Working through the lines below, return each one that holds "icon".

━━━━━━━━

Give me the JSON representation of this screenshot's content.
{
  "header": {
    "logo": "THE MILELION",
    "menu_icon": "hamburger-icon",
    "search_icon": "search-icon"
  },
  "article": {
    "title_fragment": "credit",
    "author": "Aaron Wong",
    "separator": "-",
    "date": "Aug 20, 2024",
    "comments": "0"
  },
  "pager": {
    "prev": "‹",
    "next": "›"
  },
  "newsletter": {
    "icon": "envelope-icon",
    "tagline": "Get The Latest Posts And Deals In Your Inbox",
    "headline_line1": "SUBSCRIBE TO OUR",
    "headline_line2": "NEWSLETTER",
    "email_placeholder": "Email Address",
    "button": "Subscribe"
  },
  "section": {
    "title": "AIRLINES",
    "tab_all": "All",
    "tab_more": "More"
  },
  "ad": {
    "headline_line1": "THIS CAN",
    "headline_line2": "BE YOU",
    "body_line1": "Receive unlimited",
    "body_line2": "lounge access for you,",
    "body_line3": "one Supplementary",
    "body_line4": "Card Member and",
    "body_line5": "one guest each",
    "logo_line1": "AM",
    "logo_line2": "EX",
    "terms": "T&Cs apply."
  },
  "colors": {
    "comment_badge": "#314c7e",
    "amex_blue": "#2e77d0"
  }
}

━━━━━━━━

• **TASK SOLUTION**
    "menu_icon": "hamburger-icon",
    "search_icon": "search-icon"
    "icon": "envelope-icon",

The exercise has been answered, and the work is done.